AVAILABLE DATA section start
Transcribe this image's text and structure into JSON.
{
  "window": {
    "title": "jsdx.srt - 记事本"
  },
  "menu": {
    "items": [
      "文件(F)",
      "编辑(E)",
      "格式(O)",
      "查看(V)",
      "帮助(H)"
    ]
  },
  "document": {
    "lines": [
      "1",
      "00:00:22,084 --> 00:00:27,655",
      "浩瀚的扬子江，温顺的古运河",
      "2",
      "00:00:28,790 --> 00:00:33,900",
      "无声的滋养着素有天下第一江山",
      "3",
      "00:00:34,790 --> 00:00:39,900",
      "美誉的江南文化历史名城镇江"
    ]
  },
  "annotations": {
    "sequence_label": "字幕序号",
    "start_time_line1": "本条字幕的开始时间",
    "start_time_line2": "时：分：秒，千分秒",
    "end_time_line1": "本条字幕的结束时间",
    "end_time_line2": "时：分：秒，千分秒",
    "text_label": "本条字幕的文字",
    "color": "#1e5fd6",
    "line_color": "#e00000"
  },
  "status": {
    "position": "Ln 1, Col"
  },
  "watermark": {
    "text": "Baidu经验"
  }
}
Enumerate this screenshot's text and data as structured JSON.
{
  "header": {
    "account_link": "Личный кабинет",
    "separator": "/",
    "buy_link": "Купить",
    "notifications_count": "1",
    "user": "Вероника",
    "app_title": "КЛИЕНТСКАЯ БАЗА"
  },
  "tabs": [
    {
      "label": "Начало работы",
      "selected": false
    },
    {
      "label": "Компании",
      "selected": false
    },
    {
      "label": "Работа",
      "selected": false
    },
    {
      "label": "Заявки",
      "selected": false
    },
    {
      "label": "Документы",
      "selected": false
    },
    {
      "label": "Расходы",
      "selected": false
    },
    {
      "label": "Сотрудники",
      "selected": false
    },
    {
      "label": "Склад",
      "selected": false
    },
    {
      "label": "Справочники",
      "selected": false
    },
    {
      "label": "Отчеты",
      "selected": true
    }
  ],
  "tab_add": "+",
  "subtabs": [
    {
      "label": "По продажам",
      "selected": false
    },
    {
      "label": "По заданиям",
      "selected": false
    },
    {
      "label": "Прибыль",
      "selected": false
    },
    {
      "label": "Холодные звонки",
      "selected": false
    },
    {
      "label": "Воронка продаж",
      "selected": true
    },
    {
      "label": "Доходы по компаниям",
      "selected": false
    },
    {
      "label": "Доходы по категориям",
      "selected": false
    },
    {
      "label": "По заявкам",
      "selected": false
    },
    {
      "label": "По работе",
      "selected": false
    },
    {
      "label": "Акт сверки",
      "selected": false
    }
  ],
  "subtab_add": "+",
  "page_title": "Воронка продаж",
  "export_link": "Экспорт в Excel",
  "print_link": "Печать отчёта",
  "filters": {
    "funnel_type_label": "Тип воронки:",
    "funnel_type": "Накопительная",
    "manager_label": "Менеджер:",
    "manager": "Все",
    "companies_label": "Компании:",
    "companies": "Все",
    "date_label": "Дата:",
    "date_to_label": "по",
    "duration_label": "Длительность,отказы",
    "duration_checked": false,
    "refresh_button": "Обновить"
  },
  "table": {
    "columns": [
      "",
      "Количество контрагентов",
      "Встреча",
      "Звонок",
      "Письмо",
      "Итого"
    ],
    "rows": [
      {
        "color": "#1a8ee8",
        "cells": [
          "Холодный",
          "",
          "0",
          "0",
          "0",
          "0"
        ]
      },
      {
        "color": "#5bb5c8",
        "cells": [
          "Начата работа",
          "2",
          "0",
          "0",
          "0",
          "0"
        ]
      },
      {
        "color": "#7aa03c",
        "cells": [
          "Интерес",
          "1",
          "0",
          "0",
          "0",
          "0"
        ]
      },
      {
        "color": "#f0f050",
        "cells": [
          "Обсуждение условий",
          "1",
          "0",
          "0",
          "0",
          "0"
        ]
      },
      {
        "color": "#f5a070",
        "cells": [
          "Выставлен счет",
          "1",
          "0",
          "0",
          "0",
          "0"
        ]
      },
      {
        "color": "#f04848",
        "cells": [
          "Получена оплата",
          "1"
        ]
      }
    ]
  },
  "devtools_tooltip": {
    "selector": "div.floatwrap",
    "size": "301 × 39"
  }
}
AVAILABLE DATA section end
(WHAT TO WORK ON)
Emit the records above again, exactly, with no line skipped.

(TASK OUTPUT)
Transcribe this image's text and structure into JSON.
{
  "window": {
    "title": "jsdx.srt - 记事本"
  },
  "menu": {
    "items": [
      "文件(F)",
      "编辑(E)",
      "格式(O)",
      "查看(V)",
      "帮助(H)"
    ]
  },
  "document": {
    "lines": [
      "1",
      "00:00:22,084 --> 00:00:27,655",
      "浩瀚的扬子江，温顺的古运河",
      "2",
      "00:00:28,790 --> 00:00:33,900",
      "无声的滋养着素有天下第一江山",
      "3",
      "00:00:34,790 --> 00:00:39,900",
      "美誉的江南文化历史名城镇江"
    ]
  },
  "annotations": {
    "sequence_label": "字幕序号",
    "start_time_line1": "本条字幕的开始时间",
    "start_time_line2": "时：分：秒，千分秒",
    "end_time_line1": "本条字幕的结束时间",
    "end_time_line2": "时：分：秒，千分秒",
    "text_label": "本条字幕的文字",
    "color": "#1e5fd6",
    "line_color": "#e00000"
  },
  "status": {
    "position": "Ln 1, Col"
  },
  "watermark": {
    "text": "Baidu经验"
  }
}
Enumerate this screenshot's text and data as structured JSON.
{
  "header": {
    "account_link": "Личный кабинет",
    "separator": "/",
    "buy_link": "Купить",
    "notifications_count": "1",
    "user": "Вероника",
    "app_title": "КЛИЕНТСКАЯ БАЗА"
  },
  "tabs": [
    {
      "label": "Начало работы",
      "selected": false
    },
    {
      "label": "Компании",
      "selected": false
    },
    {
      "label": "Работа",
      "selected": false
    },
    {
      "label": "Заявки",
      "selected": false
    },
    {
      "label": "Документы",
      "selected": false
    },
    {
      "label": "Расходы",
      "selected": false
    },
    {
      "label": "Сотрудники",
      "selected": false
    },
    {
      "label": "Склад",
      "selected": false
    },
    {
      "label": "Справочники",
      "selected": false
    },
    {
      "label": "Отчеты",
      "selected": true
    }
  ],
  "tab_add": "+",
  "subtabs": [
    {
      "label": "По продажам",
      "selected": false
    },
    {
      "label": "По заданиям",
      "selected": false
    },
    {
      "label": "Прибыль",
      "selected": false
    },
    {
      "label": "Холодные звонки",
      "selected": false
    },
    {
      "label": "Воронка продаж",
      "selected": true
    },
    {
      "label": "Доходы по компаниям",
      "selected": false
    },
    {
      "label": "Доходы по категориям",
      "selected": false
    },
    {
      "label": "По заявкам",
      "selected": false
    },
    {
      "label": "По работе",
      "selected": false
    },
    {
      "label": "Акт сверки",
      "selected": false
    }
  ],
  "subtab_add": "+",
  "page_title": "Воронка продаж",
  "export_link": "Экспорт в Excel",
  "print_link": "Печать отчёта",
  "filters": {
    "funnel_type_label": "Тип воронки:",
    "funnel_type": "Накопительная",
    "manager_label": "Менеджер:",
    "manager": "Все",
    "companies_label": "Компании:",
    "companies": "Все",
    "date_label": "Дата:",
    "date_to_label": "по",
    "duration_label": "Длительность,отказы",
    "duration_checked": false,
    "refresh_button": "Обновить"
  },
  "table": {
    "columns": [
      "",
      "Количество контрагентов",
      "Встреча",
      "Звонок",
      "Письмо",
      "Итого"
    ],
    "rows": [
      {
        "color": "#1a8ee8",
        "cells": [
          "Холодный",
          "",
          "0",
          "0",
          "0",
          "0"
        ]
      },
      {
        "color": "#5bb5c8",
        "cells": [
          "Начата работа",
          "2",
          "0",
          "0",
          "0",
          "0"
        ]
      },
      {
        "color": "#7aa03c",
        "cells": [
          "Интерес",
          "1",
          "0",
          "0",
          "0",
          "0"
        ]
      },
      {
        "color": "#f0f050",
        "cells": [
          "Обсуждение условий",
          "1",
          "0",
          "0",
          "0",
          "0"
        ]
      },
      {
        "color": "#f5a070",
        "cells": [
          "Выставлен счет",
          "1",
          "0",
          "0",
          "0",
          "0"
        ]
      },
      {
        "color": "#f04848",
        "cells": [
          "Получена оплата",
          "1"
        ]
      }
    ]
  },
  "devtools_tooltip": {
    "selector": "div.floatwrap",
    "size": "301 × 39"
  }
}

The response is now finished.